# [Exercise inputs]
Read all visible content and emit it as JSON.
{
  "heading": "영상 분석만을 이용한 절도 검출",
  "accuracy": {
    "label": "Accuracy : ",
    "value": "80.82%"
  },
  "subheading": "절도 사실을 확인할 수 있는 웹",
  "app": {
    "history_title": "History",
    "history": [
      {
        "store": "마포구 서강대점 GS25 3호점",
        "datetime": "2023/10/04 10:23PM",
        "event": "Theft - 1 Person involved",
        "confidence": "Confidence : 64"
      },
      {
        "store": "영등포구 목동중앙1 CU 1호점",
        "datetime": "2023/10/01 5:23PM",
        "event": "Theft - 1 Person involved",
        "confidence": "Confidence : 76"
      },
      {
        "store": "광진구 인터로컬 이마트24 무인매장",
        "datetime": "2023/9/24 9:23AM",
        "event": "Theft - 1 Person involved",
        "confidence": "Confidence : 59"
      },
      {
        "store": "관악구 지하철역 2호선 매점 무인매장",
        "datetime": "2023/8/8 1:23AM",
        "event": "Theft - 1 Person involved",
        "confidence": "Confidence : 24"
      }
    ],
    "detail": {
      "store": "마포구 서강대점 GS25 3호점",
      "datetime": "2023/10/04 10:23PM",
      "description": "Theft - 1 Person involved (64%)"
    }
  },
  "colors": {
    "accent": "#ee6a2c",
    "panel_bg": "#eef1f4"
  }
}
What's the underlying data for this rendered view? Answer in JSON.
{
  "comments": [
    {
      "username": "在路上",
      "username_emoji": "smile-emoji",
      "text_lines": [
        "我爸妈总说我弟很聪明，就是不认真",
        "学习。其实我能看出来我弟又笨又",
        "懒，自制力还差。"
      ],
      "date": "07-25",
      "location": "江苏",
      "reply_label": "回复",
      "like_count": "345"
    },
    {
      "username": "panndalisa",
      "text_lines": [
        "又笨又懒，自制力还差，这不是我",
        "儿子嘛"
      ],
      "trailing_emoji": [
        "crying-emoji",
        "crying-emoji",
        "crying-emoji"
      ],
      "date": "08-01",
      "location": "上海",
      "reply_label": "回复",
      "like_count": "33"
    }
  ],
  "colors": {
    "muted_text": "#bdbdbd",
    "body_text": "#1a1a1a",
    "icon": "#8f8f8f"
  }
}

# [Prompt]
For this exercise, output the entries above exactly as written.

# [Completed exercise]
Read all visible content and emit it as JSON.
{
  "heading": "영상 분석만을 이용한 절도 검출",
  "accuracy": {
    "label": "Accuracy : ",
    "value": "80.82%"
  },
  "subheading": "절도 사실을 확인할 수 있는 웹",
  "app": {
    "history_title": "History",
    "history": [
      {
        "store": "마포구 서강대점 GS25 3호점",
        "datetime": "2023/10/04 10:23PM",
        "event": "Theft - 1 Person involved",
        "confidence": "Confidence : 64"
      },
      {
        "store": "영등포구 목동중앙1 CU 1호점",
        "datetime": "2023/10/01 5:23PM",
        "event": "Theft - 1 Person involved",
        "confidence": "Confidence : 76"
      },
      {
        "store": "광진구 인터로컬 이마트24 무인매장",
        "datetime": "2023/9/24 9:23AM",
        "event": "Theft - 1 Person involved",
        "confidence": "Confidence : 59"
      },
      {
        "store": "관악구 지하철역 2호선 매점 무인매장",
        "datetime": "2023/8/8 1:23AM",
        "event": "Theft - 1 Person involved",
        "confidence": "Confidence : 24"
      }
    ],
    "detail": {
      "store": "마포구 서강대점 GS25 3호점",
      "datetime": "2023/10/04 10:23PM",
      "description": "Theft - 1 Person involved (64%)"
    }
  },
  "colors": {
    "accent": "#ee6a2c",
    "panel_bg": "#eef1f4"
  }
}
What's the underlying data for this rendered view? Answer in JSON.
{
  "comments": [
    {
      "username": "在路上",
      "username_emoji": "smile-emoji",
      "text_lines": [
        "我爸妈总说我弟很聪明，就是不认真",
        "学习。其实我能看出来我弟又笨又",
        "懒，自制力还差。"
      ],
      "date": "07-25",
      "location": "江苏",
      "reply_label": "回复",
      "like_count": "345"
    },
    {
      "username": "panndalisa",
      "text_lines": [
        "又笨又懒，自制力还差，这不是我",
        "儿子嘛"
      ],
      "trailing_emoji": [
        "crying-emoji",
        "crying-emoji",
        "crying-emoji"
      ],
      "date": "08-01",
      "location": "上海",
      "reply_label": "回复",
      "like_count": "33"
    }
  ],
  "colors": {
    "muted_text": "#bdbdbd",
    "body_text": "#1a1a1a",
    "icon": "#8f8f8f"
  }
}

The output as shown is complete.